I have always said – whenever asked – that in an “over 80” case the Crown shouldalways call the qualified breath technician. There are many reasons for this. The recent case of R v Michel,2011 SKQB 356 illustrates one of those reasons.
Jason Michel was charged with “over 80”. After being arrested Michel provided two samples of his breath. The readings were recorded in a certificatewhich the Crown filed at trial. The certificateindicated that Michel’s BAC was “.200” and “.190” milligrams per 100millilitres.
This error was not picked up during the trial. During closing submissions defence counsel pointed out this error andsought an acquittal. The trial judge convicted Michel holding that the error was obviously a typographical error:2010 CarswellSask 894. Michel appealed:2011 SKQB 356.
On appeal Scherman J held that the trial judge had erred. While it is possible to correct errors in acertificate with viva voce evidence, in the present case therewas no such evidence [para 5]. Scherman J concluded as follows:

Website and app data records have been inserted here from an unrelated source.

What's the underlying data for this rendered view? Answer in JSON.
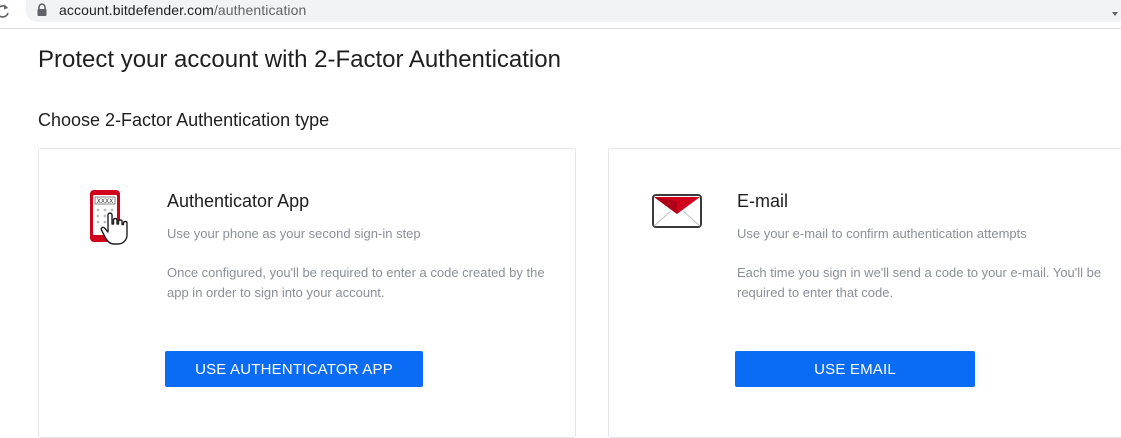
{
  "browser": {
    "url_host": "account.bitdefender.com",
    "url_path": "/authentication"
  },
  "page": {
    "title": "Protect your account with 2-Factor Authentication",
    "section_title": "Choose 2-Factor Authentication type"
  },
  "options": [
    {
      "icon": "authenticator-app-icon",
      "icon_code_text": "XXXX",
      "title": "Authenticator App",
      "subtitle": "Use your phone as your second sign-in step",
      "description": "Once configured, you'll be required to enter a code created by the app in order to sign into your account.",
      "button_label": "USE AUTHENTICATOR APP"
    },
    {
      "icon": "envelope-icon",
      "title": "E-mail",
      "subtitle": "Use your e-mail to confirm authentication attempts",
      "description": "Each time you sign in we'll send a code to your e-mail. You'll be required to enter that code.",
      "button_label": "USE EMAIL"
    }
  ],
  "colors": {
    "accent": "#0a6cf5",
    "brand_red": "#d0021b",
    "muted_text": "#8a8f98"
  }
}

In the absence of evidence of an error in completing the certificate and what the actual readings were, it is my opinion that the learned Provincial Court judge had no alternative but to accept the facts as stated in the certificate to becorrect and conclusive proof of the accused’s blood alcohol content [para 14].